**WORK TO COMPLETE**.
Among the lines of the records below, count those with the word "Michigan". Reply with that number alone.

**SUPPLIED MATERIAL**.
##########

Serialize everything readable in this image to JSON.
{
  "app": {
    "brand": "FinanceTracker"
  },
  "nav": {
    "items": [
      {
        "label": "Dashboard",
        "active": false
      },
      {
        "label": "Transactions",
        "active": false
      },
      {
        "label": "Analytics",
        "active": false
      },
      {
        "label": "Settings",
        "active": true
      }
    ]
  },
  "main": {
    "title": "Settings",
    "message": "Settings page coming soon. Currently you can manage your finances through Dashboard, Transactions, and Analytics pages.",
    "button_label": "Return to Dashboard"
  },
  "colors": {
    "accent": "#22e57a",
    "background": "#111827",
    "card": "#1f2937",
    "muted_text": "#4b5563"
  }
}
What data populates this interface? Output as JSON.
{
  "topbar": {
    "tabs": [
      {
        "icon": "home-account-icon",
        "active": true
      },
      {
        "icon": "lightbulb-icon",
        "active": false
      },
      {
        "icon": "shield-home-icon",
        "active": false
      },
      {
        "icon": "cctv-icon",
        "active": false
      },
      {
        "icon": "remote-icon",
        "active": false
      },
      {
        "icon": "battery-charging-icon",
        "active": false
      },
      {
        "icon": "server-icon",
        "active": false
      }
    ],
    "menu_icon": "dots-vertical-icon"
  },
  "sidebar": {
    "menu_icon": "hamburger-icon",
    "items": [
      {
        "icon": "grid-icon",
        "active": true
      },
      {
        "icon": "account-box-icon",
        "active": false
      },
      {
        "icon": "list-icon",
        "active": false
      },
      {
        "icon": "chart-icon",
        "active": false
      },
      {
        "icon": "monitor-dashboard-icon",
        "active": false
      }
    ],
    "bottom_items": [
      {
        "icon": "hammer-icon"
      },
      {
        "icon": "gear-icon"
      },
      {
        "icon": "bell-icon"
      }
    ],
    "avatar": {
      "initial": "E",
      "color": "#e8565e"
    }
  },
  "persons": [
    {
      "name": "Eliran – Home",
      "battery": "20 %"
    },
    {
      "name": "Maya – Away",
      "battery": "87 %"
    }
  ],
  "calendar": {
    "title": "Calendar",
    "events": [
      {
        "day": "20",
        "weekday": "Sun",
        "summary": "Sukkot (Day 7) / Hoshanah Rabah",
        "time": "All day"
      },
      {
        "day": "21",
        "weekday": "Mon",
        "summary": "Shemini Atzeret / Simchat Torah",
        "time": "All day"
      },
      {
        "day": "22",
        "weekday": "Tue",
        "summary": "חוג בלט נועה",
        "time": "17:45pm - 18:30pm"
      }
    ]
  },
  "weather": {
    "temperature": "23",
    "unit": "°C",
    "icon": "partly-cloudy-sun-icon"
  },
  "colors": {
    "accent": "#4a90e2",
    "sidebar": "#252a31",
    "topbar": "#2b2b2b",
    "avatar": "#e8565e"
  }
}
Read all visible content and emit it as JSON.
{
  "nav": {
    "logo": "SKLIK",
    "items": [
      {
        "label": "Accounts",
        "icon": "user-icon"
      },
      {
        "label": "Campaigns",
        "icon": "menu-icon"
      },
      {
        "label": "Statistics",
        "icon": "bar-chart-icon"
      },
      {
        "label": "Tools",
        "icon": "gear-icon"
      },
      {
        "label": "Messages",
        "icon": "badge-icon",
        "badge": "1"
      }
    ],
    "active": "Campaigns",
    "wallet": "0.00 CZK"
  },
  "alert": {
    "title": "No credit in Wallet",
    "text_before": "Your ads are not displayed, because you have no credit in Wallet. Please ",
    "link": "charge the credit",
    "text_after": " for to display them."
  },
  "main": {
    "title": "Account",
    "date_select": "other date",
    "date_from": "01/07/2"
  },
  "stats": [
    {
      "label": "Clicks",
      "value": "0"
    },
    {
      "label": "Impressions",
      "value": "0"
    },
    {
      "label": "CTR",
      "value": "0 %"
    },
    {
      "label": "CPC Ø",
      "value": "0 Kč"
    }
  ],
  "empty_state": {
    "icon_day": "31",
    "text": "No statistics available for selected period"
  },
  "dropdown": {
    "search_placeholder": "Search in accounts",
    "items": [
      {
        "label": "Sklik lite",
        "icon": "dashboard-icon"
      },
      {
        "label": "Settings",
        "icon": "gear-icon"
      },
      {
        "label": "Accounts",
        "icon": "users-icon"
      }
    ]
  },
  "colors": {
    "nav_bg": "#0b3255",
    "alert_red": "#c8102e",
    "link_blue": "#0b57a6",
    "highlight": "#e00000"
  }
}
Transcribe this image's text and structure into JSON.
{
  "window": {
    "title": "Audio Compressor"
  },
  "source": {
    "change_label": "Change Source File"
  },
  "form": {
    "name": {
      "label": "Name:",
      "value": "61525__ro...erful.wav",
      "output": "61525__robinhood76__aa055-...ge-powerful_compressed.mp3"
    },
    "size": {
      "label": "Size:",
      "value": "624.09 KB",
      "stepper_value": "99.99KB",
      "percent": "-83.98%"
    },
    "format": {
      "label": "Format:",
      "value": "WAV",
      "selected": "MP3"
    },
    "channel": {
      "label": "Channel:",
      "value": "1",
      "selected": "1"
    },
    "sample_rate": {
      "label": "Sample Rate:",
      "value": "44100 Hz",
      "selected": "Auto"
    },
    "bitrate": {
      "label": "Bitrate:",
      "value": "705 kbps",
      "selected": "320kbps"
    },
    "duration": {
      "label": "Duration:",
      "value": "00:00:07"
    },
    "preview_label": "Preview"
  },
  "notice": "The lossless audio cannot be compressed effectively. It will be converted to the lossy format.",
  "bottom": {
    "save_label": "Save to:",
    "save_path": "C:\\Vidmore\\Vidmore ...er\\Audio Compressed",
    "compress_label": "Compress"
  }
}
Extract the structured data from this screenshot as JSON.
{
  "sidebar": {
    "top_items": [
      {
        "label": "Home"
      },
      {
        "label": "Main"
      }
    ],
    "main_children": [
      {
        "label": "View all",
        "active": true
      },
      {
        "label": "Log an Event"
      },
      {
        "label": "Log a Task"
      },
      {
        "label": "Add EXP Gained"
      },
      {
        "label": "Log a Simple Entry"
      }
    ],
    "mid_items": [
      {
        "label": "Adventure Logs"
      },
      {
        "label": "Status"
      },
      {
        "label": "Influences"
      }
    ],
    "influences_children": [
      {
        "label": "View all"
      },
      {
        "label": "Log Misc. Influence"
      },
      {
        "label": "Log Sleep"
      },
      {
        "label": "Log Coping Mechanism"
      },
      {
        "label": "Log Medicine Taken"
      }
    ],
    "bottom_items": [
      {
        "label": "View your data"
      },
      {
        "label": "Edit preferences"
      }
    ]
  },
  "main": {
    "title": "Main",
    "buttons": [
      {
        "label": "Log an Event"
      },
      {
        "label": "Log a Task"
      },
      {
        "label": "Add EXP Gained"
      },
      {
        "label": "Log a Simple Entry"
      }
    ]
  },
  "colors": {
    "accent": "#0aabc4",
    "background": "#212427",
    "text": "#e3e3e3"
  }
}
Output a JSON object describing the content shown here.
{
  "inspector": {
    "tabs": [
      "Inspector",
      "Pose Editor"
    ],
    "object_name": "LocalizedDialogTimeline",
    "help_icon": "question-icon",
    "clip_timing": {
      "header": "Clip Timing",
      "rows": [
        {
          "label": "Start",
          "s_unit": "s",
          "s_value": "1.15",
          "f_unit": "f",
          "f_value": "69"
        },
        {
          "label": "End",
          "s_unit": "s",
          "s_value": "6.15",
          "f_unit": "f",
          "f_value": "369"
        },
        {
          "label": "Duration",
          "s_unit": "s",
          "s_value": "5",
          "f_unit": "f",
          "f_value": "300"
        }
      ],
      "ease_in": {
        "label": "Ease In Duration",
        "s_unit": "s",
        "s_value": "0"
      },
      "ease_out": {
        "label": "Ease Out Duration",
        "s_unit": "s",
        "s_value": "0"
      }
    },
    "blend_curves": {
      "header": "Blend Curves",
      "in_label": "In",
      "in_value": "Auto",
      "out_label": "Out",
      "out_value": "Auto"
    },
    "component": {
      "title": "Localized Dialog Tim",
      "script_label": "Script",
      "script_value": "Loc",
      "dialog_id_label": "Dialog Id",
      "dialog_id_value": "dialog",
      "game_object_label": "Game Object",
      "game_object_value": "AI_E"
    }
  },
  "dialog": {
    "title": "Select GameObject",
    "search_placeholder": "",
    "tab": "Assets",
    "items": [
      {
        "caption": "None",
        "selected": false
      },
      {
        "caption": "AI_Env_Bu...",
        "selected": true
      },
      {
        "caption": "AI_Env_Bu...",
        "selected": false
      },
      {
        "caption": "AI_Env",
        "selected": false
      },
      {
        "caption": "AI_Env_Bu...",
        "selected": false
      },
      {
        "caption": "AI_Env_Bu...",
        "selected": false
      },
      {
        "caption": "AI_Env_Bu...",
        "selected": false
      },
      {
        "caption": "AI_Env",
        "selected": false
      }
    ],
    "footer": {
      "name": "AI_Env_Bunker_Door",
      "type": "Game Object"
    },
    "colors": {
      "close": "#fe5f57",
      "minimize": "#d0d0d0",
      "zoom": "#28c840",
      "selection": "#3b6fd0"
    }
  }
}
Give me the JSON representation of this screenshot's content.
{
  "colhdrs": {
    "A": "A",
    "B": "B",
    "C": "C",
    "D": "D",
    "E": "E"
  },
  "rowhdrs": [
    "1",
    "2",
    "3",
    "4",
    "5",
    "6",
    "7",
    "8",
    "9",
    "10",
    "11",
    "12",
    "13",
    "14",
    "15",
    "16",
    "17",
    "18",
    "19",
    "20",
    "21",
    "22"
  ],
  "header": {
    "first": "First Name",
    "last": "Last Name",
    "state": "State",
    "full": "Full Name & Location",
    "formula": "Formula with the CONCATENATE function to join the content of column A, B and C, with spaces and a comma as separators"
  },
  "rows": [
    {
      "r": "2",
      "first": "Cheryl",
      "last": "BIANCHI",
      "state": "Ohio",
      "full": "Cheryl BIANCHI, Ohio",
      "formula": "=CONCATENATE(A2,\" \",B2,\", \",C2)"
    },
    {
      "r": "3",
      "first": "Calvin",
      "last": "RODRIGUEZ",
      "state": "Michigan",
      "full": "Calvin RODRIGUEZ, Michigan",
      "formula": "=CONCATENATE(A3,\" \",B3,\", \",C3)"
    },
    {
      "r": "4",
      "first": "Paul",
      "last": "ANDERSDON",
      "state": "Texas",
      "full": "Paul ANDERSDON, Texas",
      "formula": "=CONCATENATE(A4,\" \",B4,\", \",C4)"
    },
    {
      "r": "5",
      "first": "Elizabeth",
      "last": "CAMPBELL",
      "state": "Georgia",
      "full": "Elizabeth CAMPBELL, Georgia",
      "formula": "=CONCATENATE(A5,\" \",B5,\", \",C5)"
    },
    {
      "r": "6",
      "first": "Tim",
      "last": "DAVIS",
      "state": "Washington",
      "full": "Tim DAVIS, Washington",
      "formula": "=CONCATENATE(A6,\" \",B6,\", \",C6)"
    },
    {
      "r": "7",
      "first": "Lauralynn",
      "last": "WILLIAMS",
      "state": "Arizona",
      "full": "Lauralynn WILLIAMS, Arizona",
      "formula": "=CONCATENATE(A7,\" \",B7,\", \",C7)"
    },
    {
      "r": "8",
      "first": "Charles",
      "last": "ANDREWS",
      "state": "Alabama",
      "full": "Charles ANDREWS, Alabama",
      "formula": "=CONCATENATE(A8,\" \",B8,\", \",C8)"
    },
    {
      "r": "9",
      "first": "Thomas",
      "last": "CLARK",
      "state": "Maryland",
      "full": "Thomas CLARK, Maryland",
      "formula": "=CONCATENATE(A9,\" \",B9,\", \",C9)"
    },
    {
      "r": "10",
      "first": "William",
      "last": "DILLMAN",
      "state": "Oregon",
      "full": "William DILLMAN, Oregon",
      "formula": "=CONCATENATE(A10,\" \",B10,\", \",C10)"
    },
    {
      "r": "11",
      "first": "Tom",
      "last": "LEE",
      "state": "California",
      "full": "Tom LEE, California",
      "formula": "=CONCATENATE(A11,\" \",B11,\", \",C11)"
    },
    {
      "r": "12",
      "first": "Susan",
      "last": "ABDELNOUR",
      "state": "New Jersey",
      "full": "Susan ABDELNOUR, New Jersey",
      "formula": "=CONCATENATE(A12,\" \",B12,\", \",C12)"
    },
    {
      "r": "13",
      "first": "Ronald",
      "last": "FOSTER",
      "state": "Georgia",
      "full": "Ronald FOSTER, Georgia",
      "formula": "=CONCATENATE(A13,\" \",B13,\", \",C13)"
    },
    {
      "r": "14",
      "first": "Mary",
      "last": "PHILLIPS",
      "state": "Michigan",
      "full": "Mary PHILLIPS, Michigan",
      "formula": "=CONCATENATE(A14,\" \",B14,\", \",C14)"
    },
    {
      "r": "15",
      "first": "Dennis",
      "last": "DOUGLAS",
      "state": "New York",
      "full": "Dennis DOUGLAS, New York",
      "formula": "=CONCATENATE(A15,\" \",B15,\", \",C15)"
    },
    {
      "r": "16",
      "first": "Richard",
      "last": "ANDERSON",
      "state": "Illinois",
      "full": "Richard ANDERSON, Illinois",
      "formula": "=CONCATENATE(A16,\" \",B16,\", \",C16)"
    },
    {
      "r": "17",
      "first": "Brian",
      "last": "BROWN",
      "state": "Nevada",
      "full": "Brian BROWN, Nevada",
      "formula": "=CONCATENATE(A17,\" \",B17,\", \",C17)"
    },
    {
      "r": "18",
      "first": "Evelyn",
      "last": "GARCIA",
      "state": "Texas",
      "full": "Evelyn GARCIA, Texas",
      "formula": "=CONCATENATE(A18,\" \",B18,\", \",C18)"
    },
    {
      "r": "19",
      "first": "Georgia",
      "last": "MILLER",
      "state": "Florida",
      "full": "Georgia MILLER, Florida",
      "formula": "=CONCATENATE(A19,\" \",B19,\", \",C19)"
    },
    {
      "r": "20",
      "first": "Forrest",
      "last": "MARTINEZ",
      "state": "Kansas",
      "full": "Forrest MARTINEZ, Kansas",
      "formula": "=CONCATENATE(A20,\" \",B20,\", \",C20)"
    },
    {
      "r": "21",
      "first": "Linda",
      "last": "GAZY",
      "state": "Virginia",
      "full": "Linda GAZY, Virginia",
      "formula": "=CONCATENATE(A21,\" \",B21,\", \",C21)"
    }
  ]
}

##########

**ANSWER TO THIS EXERCISE**.
4